A few months earlier, no one would have expected Ty Cobb to retire from baseball, let alone be wearing the uniform of a team other than the Detroit Tigers in the spring of 1927. Then again, no one would have expected his name to surface in a seven-year-old gambling allegation, either.
Under pressure from American League President Ban Johnson, Cobb and Tris Speaker “retired” in November of 1926, but public pressure and a lack of concrete evidence led to their reinstatement. The Detroit Tigers opted to let Cobb walk away and he signed with the Philadelphia Athletics, where he played the final two years of his career.
The RMY Auctions Photo of the Day is a rare image from May 10, 1927—Ty Cobb Day at Navin Field in Detroit—as Cobb returned for the first time to his old stomping grounds. Following a luncheon, he was presented with several gifts at the ballpark, including a new Cadillac. What may be a promotional photo, perhaps issued by Cadillac with a caption at the bottom, is up for bid in RMY’s March Premier Auction.
The 8×10 photo shows Cobb beaming as he leans on the vehicle, parked in foul territory. The photo has pinholes but is otherwise considered in good condition. It’s one of more than 1,200 historic images up for bid through Saturday at RMYAuctions.com.
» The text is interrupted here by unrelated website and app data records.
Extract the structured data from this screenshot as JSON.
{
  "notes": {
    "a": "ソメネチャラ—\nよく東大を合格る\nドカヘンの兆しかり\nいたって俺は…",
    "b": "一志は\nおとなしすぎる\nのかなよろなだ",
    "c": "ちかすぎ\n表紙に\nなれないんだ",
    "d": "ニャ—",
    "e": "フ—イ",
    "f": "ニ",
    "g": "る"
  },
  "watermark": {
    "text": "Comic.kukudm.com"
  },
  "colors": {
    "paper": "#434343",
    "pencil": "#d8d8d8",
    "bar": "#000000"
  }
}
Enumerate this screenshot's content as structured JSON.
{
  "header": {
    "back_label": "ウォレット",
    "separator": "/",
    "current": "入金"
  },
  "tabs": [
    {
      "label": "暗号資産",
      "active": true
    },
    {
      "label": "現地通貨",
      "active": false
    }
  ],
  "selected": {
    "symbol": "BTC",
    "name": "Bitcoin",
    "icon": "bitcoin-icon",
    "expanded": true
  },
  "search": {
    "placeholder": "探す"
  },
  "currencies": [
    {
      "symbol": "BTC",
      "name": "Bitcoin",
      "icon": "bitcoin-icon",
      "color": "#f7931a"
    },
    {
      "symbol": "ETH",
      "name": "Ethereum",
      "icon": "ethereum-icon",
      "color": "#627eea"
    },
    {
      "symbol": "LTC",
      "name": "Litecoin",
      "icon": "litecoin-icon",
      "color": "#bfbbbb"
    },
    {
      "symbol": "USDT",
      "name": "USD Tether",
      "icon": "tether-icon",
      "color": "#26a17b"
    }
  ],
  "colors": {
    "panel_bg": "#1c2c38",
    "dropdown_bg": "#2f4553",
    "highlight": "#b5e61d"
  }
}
Detroit fans went crazy for Cobb, despite his donning a rival’s uniform. Local newspaper reports indicated the game was delayed after the top of the first inning because Cobb had opted to sign autographs for fans in front of the outfield wall. He had doubled for Philadelphia in the top of the inning.
The 40-year-old Cobb got off to a hot start with the A’s that year, hitting .408 a month into the season and finishing with a .357 average with 93 RBI and 22 steals.